Bill Peel sought guidance from the city council. City lawyer Franz Holscher advised the council not to respond, given that a lawyer who was not present at the meeting represented Peeles.
On Monday, Peeles submitted to the city council a revised version of the preliminary platform that was rejected in April. The planning committee unanimously approved the revised platform.
The revised platform contained 17 lots. The two fragmented plots that Kane mentioned in April have been merged into one space that can be used as a recreation area if the city decides to buy.
The original platform had only one entrance and one exit. At the request of the Planning Committee, a second entrance and exit along Avon Avenue has been added to the revised proposal.
Plan manager Glen Moore pointed out that the preliminary plots did not meet some of the city’s minor subdivision criteria. One is that the length between intersections must not be more than 300 feet. If there is a second entrance / exit on Avon Avenue, that cannot be achieved.
“There were some questions about how the lane markings intersect the streets,” Moore said. “In the code, it has to match at right angles. This is a big requirement, but in the real world, if there are curves or objects on the street, it’s very difficult to do it over and over again.
“So, in the staff’s opinion, it meets the purpose and intent of the ordinance,” he added.
Bill Peel addressed the city council after the presentation, stating that the developers had filed a proceeding against the city after the first version of the parcel was rejected in April. They dismissed the proceedings in May and decided to re-execute the planning process “in good faith.”
Alice Phillips was on the podium and said she was speaking on behalf of the neighbors around the property. She claimed that her neighbor was still against Powell Place’s proposal.
Brooks followed Sadler’s counterargument and sought a motion to accept or reject the recommendation that the Planning Commission approve Pratt. Finnerty moved for approval.
After hearing immediately, Finaly once again expressed her frustration.
“Also, as before, I must say that no one asks a question and doesn’t understand that no one has a comment, but you still refuse this,” Finati said. I did. “It’s kind of daunting to me. I just want to clarify.”

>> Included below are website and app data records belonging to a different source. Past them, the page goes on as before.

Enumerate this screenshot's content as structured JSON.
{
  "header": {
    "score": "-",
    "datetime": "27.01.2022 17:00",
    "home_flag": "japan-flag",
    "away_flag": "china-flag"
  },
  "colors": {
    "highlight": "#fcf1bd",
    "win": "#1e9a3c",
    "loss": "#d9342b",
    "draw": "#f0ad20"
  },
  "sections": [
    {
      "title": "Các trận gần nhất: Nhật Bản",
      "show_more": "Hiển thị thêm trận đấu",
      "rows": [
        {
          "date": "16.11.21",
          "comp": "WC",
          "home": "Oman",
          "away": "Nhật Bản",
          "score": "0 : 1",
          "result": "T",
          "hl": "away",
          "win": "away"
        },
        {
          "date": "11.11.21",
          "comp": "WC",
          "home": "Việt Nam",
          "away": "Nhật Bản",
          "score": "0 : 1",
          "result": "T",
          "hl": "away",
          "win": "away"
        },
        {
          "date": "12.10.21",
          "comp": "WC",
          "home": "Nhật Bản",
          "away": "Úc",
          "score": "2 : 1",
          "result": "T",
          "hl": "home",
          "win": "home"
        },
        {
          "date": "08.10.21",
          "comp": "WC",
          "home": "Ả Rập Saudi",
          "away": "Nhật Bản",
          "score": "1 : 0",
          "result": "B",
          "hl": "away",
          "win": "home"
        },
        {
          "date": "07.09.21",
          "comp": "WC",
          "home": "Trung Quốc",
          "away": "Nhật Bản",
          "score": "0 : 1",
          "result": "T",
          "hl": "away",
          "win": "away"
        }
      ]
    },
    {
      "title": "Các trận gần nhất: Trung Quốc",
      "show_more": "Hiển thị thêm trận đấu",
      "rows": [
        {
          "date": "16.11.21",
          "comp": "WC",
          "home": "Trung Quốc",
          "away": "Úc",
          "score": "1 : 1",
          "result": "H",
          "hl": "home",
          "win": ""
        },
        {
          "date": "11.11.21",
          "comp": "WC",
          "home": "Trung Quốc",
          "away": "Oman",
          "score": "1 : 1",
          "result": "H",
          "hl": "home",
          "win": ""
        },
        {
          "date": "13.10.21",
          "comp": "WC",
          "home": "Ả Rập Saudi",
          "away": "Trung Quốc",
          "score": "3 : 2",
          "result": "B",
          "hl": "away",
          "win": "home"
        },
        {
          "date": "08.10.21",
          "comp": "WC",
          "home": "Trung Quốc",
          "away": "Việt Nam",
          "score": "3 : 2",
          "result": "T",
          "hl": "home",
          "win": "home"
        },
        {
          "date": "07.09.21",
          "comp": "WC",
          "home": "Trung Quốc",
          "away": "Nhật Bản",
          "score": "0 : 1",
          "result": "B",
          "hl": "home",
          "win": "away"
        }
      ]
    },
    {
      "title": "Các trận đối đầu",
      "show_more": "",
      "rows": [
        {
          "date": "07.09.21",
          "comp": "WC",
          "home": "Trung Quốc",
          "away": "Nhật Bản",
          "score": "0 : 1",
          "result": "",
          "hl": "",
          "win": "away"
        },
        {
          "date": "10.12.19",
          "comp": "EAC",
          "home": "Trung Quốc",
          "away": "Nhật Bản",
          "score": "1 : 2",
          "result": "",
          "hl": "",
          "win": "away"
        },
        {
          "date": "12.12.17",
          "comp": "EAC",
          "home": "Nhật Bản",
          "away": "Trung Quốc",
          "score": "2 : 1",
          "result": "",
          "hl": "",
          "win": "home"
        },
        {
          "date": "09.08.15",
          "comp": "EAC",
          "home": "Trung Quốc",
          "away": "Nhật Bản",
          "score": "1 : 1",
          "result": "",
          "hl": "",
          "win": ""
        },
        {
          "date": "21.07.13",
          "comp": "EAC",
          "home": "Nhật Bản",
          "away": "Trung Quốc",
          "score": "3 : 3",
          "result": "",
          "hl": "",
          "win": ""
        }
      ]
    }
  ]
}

Len then urged to deny the request on the grounds of “violation of applicable specific criteria of the city’s subdivision ordinance, including but not limited to those emphasized by city officials.” Inconsistency with general standards … Included in the city’s subdivision ordinance. This includes, but is not limited to, public safety, traffic density and welfare issues. Alternatively, this fragmentation can adversely affect the characteristics of existing developments in the surrounding landowners, neighboring communities, and neighboring areas. “

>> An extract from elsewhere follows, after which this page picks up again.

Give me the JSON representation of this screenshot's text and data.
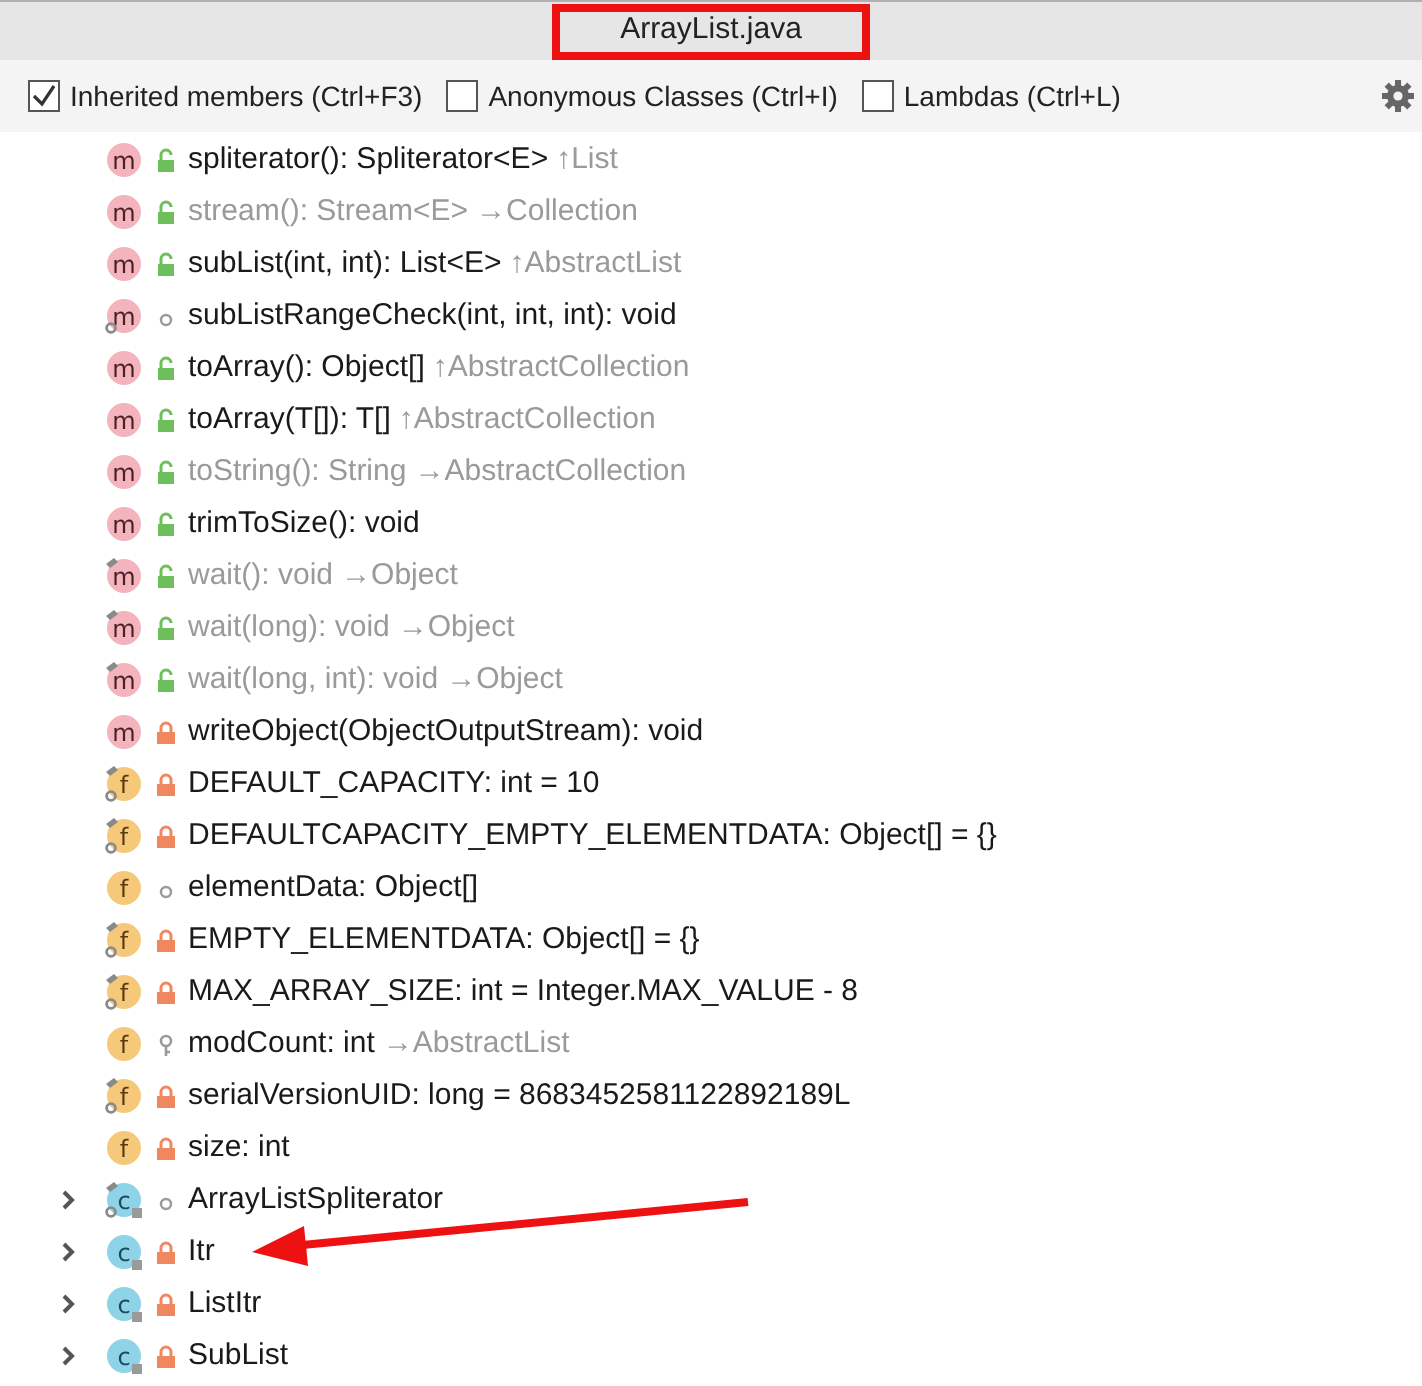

Bill Peel said he was waiting to talk to a lawyer on Tuesday morning before deciding what to do next.
“I think we lacked respect for our abilities,” he said. “They just want to do what they want to do and want someone to do it, but they don’t own the property. They haven’t offered to buy it.
“The problem is people who own real estate, pay taxes, and pay mortgages to manage their business, and they don’t seem to respect it,” Peel added. “That’s what the mayor and his wife want — and I think neighborhood homeowners are upset by it.”
City Council again denies subdivision plat – Washington Daily News Source link City Council again denies subdivision plat – Washington Daily News